This is a time when religious liberty is clearly under attack in the United States. Let’s pray for the triumph of God’s will. Holy Hours, novenas, and Mass intentions are in order. May freedom of religion be maintained in our land.

Ven. Fulton J. Sheen — keep asking his intercession

By | March 18, 2015

With the passing of St. Patrick’s day, I am reminded of a famous Irish-American who just might be called “Saint” one day.

Yes, the cause for Ven. Fulton J. Sheen is basically on hold, but that doesn’t mean we should forget about him. A biographer of his wrote a final chapter concerning the sanctity of his life that is now available free online.

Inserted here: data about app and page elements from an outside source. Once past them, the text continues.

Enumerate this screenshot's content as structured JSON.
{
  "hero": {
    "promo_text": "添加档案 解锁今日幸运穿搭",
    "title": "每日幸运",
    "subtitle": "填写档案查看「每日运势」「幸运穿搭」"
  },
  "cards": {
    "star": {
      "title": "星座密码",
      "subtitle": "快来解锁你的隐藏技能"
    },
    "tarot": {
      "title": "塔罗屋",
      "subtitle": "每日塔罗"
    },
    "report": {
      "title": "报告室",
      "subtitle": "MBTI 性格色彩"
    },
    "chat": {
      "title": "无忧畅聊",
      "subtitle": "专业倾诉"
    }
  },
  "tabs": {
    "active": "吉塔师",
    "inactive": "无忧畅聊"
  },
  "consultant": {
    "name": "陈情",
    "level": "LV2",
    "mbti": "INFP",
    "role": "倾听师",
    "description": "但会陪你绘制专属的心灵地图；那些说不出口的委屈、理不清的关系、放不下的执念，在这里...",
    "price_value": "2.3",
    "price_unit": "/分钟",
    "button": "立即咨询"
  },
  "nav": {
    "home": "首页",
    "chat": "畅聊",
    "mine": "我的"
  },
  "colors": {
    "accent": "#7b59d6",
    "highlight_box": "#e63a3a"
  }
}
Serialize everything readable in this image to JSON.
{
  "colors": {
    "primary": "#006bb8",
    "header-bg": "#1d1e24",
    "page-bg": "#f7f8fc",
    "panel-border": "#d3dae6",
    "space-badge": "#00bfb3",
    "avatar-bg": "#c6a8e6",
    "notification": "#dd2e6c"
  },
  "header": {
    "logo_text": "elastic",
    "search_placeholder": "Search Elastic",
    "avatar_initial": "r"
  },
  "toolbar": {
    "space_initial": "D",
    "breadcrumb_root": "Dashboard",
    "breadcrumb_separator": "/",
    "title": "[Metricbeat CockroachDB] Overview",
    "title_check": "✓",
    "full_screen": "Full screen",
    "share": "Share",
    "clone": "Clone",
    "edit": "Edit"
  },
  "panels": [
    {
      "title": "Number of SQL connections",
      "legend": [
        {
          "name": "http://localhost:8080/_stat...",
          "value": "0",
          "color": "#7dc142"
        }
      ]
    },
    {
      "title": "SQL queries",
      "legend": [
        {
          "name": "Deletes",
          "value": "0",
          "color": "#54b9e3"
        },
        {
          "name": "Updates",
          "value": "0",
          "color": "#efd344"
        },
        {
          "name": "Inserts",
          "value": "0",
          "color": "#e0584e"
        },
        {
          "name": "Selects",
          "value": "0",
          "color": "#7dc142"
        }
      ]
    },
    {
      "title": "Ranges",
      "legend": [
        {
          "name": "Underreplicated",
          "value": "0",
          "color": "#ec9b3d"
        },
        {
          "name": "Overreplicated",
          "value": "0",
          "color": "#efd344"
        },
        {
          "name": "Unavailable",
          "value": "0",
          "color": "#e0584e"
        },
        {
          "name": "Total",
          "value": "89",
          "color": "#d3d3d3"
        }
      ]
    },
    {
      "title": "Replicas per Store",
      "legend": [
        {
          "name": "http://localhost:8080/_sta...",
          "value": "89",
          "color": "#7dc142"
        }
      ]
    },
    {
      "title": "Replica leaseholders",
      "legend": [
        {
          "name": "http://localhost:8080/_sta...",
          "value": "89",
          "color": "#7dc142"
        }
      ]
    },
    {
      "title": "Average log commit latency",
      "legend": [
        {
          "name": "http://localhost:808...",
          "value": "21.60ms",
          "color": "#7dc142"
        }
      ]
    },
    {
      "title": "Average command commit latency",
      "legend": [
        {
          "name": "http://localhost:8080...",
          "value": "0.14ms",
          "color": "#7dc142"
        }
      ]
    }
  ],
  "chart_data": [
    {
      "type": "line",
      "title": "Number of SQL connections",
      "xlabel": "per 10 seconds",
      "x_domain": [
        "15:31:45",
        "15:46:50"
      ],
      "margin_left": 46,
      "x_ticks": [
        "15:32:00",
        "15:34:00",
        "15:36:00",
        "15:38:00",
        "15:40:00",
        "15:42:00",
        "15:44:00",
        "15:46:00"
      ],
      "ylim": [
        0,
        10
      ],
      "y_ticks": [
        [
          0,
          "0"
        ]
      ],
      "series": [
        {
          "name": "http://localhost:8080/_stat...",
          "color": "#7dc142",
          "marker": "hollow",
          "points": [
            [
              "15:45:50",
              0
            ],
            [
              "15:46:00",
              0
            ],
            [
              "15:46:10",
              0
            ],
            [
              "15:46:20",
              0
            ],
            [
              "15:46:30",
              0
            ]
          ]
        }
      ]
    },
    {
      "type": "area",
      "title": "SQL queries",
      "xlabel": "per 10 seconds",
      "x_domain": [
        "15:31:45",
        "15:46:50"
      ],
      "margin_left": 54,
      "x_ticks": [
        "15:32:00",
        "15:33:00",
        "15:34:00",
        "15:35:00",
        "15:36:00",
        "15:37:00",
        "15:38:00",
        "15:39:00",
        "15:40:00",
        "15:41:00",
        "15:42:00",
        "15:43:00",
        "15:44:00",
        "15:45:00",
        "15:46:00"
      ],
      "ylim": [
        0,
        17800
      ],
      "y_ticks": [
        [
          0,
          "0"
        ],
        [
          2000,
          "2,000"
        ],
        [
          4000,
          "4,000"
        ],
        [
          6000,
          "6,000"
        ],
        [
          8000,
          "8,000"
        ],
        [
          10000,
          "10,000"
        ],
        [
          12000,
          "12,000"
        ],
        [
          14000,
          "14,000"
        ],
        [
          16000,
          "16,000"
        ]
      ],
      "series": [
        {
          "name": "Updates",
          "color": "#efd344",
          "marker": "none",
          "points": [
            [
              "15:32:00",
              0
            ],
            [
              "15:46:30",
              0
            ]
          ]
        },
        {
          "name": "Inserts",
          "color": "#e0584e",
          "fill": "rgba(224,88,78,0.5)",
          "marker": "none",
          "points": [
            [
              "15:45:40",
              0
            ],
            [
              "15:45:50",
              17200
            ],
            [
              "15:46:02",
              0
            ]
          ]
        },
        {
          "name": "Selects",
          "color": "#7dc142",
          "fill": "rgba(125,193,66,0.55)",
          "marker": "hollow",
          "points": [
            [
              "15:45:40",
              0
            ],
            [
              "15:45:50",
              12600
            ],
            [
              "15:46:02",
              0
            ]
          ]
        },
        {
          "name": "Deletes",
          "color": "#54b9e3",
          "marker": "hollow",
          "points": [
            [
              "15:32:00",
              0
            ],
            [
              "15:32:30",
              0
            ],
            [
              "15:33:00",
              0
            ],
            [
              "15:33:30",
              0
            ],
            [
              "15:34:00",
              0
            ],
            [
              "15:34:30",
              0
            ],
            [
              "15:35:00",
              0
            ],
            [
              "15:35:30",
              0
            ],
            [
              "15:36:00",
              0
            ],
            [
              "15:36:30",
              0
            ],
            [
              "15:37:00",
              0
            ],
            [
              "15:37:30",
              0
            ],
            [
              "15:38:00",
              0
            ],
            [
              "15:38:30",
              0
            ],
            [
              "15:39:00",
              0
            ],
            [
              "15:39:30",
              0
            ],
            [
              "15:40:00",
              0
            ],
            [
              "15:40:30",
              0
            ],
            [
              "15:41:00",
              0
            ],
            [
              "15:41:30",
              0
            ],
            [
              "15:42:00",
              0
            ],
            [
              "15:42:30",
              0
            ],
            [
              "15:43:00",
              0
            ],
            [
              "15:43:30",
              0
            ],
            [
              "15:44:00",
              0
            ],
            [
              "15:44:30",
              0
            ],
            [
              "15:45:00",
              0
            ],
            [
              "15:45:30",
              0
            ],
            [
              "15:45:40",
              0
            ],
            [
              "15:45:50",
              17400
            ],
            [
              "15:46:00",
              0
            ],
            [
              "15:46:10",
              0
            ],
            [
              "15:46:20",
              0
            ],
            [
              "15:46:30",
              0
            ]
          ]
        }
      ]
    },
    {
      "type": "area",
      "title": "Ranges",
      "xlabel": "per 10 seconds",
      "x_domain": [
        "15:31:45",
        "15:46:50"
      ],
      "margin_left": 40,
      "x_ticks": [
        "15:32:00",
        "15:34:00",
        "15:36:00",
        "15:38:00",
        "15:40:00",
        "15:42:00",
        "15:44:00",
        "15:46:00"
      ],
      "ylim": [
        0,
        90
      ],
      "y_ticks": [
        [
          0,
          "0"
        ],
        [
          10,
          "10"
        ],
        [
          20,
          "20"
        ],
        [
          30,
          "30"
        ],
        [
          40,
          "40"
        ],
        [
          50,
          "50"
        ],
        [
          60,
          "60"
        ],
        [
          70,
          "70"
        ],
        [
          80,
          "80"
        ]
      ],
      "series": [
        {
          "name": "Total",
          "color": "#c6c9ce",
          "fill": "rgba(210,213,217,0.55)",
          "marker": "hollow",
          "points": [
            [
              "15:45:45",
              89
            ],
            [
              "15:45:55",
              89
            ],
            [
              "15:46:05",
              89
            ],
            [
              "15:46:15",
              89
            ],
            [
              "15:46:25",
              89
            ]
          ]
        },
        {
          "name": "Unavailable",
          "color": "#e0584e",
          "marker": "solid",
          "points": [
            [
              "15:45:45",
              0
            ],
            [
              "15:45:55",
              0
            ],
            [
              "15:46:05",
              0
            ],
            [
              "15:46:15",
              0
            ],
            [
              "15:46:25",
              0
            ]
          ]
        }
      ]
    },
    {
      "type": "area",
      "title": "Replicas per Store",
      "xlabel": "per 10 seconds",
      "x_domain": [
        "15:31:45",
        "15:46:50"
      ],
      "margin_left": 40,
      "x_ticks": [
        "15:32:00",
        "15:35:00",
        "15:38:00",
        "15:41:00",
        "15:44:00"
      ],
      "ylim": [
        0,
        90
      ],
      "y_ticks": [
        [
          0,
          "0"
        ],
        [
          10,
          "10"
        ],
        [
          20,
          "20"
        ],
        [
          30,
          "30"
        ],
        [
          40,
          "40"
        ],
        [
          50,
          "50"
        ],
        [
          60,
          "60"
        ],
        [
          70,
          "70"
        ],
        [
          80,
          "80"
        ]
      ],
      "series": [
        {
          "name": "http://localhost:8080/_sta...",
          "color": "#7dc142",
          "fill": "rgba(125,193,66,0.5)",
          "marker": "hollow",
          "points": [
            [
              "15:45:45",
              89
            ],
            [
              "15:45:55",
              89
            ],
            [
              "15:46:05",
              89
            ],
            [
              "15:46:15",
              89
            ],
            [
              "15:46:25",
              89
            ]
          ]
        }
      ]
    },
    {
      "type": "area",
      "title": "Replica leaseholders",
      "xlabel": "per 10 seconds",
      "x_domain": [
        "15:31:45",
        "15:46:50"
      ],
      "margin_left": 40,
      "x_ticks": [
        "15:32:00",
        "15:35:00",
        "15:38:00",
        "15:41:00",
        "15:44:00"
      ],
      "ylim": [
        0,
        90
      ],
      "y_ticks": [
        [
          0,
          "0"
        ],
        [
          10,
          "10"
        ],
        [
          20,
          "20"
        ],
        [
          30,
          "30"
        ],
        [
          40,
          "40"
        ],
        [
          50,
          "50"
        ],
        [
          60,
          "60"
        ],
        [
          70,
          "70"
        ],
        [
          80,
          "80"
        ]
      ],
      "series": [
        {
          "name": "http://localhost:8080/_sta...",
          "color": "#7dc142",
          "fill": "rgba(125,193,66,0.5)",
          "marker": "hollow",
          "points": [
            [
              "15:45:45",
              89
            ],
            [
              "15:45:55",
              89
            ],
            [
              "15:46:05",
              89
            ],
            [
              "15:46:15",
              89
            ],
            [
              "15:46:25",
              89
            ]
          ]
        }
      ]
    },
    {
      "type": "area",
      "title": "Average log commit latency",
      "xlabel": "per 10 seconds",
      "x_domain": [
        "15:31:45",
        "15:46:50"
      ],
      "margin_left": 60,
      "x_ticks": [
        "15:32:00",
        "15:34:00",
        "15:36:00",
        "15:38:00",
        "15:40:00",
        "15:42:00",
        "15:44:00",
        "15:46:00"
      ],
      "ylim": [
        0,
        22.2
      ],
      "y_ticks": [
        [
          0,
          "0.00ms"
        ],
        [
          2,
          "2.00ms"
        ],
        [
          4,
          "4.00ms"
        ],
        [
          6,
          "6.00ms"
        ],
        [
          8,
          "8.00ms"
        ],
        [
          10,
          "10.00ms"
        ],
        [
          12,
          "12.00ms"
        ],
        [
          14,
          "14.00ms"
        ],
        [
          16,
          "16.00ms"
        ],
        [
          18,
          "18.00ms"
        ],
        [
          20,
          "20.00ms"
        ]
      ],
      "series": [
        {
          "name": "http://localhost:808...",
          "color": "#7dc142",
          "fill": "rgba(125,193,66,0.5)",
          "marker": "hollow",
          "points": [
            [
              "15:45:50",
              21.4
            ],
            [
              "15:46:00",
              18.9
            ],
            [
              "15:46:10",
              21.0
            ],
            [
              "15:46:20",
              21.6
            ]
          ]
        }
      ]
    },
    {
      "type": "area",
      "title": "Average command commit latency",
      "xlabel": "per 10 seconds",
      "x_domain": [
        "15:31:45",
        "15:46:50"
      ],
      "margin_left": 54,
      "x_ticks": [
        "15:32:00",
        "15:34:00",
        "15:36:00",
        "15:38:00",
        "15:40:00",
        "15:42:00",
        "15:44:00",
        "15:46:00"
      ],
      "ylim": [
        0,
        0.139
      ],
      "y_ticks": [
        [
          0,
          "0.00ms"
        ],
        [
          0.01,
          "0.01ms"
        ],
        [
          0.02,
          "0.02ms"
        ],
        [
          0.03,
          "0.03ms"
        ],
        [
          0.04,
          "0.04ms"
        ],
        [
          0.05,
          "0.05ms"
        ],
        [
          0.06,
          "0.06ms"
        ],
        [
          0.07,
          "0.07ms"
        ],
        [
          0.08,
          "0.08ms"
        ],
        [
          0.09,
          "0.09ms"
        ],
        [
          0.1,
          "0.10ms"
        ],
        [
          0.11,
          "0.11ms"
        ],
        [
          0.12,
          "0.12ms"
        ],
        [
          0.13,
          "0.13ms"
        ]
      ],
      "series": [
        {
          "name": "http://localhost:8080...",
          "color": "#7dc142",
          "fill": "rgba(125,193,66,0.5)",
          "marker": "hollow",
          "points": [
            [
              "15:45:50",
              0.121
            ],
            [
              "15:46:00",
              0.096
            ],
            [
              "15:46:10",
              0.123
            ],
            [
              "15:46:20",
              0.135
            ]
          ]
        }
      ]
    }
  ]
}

Now is the time to read more of Sheen’s works, listen to his talks, or watch videos of him (there are a number of them on YouTube).

Remember, he needs the support of the faithful at this time, and I suspect he will help those who ask his intercession in a particularly strong way.

Dangers of Chemical Contraception Finally Getting Attention

By | March 4, 2015

Vicki Thorn has an article at Catholic Pulse that explains that, after all these years, the dangers and problems of chemical contraception (which is supposed to be, of course, very safe) are finally coming out in books and even a planned documentary. I quote from her article below:

It seems to me that there is a tidal wave of awareness surfacing among women that birth control is not good for our bodies. In 2013 the book Sweetening the Pill: or How We Got Hooked on Hormonal Birth Control by Holly Grigg-Spall was published by Zero Books. Ricki Lake is working on a documentary based on Holly’s book. It is interesting to see there is a new term being used in the media by supporters of contraception to describe those who warn of its dangers: “Birth Control Truthers.” It seems to ring true in truth and title, though it is supposed to be derogatory!

It seems that women and men have not been really informed as to the side effects of chemical contraceptives. Many are quick to say of these potential side effects, “But the chances are so low!” but if it happens to you or a loved one, it becomes 100 percent.

And, of course, there are times, more commonly for younger women, that the pill does not prevent pregnancy.

Full Article: The Real War on Women

St. Gregory of Narek, New Doctor of the Church

By | February 26, 2015

We are now up to 36 Doctors of the Latin Church, and this doctor is an Armenian monk who lived from about A.D. 950 to 1003. Pope Francis declared him a Doctor on February 23.

His famous book of Lamentations, also called “Speaking with God from the Depths of the Heart,” contains 95 prayers. They are really quite impressive. The style is somewhat similar to St. Anselm of Canterbury, who was born 30 years after St. Gregory died.

The prayers are available in English in an online edition. Here’s an example from prayer 5:

You made me in your glorious image,
favoring a weak being like me
with your sublime likeness,
adorning me with speech,
and burnishing me with your breath,
enriching me with thought,
cultivating me with wisdom,
establishing me with ingenuity,
setting me apart from the animals,
endowing my character with a thinking soul,
embellishing me with a sovereign individuality,
giving birth as a father, nurturing as a nurse,
caring for me as a guardian,
You sowed a wayward being in your courtyard,
irrigated me with the water of life,
cleansed me with the dew of the baptismal fount,
nourished me with heavenly bread,
quenched my thirst with your blood,
acquainted me with the impalpable and
emboldened my earthly eyes to seek you,
embraced me in your glorious light,
permitted my unclean earthly hands to
make offerings to you,
honored my base, mortal ashes,
like a flicker of light,
imprinted upon a worthless wretch like me
your father’s image, awesome and blessed,
out of your love for mankind.


This is a small taste of the profound humility and thought contained in these prayers. It’s good to get a new Doctor once in a while, so we can appreciate writings that we haven’t heard of.